  3. ^ Geller, Tom (February 17, 1997). "Power Mac 4400 on par with clones in price and power". MacWEEK. Archived from the original on October 1, 1999.
  4. ^ a b "Performa / Quadra 630-series". Mac Gurus.
  5. ^ "LC 630/Quadra 630/Performa 640" (PDF). Apple Service Source.
  6. ^ Davison, Remy. "The 10 Worst Macs Ever Built". Archived from the original on July 29, 2008. Retrieved 23 April 2006.
  7. ^ a b "Macintosh Quadra 630: Technical Specifications". Apple.
  8. ^ "What is the difference between VRAM and DRAM?". tinyvga.

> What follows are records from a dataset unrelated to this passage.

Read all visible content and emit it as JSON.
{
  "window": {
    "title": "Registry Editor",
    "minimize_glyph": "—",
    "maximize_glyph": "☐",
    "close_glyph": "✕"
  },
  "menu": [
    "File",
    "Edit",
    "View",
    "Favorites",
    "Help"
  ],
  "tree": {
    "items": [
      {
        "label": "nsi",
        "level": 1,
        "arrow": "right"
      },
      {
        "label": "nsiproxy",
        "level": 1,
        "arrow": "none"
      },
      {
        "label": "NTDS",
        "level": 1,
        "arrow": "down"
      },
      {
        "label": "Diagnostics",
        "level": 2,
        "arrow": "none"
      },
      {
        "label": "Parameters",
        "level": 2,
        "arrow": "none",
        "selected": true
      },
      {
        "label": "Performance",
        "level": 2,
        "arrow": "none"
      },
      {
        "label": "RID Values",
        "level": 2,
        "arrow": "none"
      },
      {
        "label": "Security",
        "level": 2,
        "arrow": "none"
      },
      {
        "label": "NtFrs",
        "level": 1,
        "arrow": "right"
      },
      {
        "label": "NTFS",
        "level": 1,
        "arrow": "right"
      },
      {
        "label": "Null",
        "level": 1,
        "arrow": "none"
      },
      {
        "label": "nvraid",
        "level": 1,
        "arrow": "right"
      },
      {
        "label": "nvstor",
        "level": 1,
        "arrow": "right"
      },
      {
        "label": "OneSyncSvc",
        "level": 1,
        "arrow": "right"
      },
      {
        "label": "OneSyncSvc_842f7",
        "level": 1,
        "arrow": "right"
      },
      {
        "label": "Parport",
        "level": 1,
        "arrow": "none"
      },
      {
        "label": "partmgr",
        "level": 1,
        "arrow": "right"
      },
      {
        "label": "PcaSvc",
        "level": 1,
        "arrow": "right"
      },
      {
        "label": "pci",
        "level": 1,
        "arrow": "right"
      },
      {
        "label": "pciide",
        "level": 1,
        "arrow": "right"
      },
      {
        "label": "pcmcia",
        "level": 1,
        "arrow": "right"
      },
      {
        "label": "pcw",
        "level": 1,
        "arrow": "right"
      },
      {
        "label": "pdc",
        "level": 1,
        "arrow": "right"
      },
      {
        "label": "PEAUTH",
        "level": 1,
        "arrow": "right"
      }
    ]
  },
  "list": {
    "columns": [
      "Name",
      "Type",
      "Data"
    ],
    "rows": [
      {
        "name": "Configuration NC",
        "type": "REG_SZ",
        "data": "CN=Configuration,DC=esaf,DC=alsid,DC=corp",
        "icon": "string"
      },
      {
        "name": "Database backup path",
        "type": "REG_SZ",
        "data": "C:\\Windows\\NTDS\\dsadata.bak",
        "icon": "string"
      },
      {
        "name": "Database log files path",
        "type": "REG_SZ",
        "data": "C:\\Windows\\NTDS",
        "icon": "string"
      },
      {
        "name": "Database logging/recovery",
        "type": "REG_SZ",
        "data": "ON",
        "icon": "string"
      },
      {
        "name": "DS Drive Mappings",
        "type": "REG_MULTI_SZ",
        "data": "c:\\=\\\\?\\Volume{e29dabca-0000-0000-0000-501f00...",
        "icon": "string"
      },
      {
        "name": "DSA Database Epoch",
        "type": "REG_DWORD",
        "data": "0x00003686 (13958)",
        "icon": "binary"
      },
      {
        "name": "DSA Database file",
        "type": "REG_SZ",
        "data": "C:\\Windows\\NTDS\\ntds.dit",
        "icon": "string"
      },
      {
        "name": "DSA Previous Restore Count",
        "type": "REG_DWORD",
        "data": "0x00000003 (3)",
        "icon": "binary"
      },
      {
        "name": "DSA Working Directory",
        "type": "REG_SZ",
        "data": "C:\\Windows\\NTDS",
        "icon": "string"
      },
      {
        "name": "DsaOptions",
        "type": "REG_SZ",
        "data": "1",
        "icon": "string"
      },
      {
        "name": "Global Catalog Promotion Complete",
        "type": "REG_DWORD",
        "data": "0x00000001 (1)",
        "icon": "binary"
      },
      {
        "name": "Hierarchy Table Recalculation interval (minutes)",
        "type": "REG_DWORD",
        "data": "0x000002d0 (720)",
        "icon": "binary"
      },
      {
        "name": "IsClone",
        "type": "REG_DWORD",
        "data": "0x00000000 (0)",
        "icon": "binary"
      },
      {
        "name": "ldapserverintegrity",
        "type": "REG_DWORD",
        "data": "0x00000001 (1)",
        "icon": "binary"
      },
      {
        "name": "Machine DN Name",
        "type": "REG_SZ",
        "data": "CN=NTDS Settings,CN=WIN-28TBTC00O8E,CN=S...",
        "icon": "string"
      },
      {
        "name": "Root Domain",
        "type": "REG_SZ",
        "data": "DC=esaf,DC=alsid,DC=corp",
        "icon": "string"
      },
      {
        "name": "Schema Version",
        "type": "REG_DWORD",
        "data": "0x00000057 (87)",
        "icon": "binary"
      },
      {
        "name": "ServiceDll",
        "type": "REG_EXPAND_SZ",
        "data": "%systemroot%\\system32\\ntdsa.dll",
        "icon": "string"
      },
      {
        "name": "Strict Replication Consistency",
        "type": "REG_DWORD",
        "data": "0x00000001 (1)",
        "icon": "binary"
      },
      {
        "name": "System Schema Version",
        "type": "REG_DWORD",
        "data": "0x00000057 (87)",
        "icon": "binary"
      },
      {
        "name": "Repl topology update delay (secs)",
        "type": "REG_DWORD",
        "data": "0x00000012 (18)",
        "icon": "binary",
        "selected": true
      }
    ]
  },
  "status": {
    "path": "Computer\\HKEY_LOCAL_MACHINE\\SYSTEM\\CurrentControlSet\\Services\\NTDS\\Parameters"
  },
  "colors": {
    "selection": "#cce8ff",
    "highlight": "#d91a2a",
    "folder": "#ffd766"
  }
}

  9. ^ a b "Macintosh Performa 630 and 630CD:Technical Specifications". Apple.
  10. ^ "Macintosh Performa 635CD:Technical Specifications". Apple.
  11. ^ a b "Macintosh Performa 636 and 636CD:Technical Specifications". Apple.
  12. ^ "Macintosh Performa 637CD:Technical Specifications". Apple.
  13. ^ "Macintosh Performa 638CD:Technical Specifications". Apple.
  14. ^ "Apple Macintosh Quadra 630 Specs". EveryMac.
  15. ^ "Macintosh LC 630: Technical Specifications". Apple.
  16. ^ "Macintosh User's Guide - LC 630 DOS Compatible" (PDF). Apple.
  17. ^ "Apple Expands 040 line - Adds DOS to the 630, updates the 575". MacWorld. June 1995. p. 37.
  18. ^ "Macintosh Performa 630CD DOS Compatible:Technical Specifications". Apple.
  19. ^ "Macintosh Performa 640CD DOS Compatible:Technical Specifications". Apple.
  20. ^ "Macintosh Performa 631CD:Technical Specifications". Apple.

External linksEdit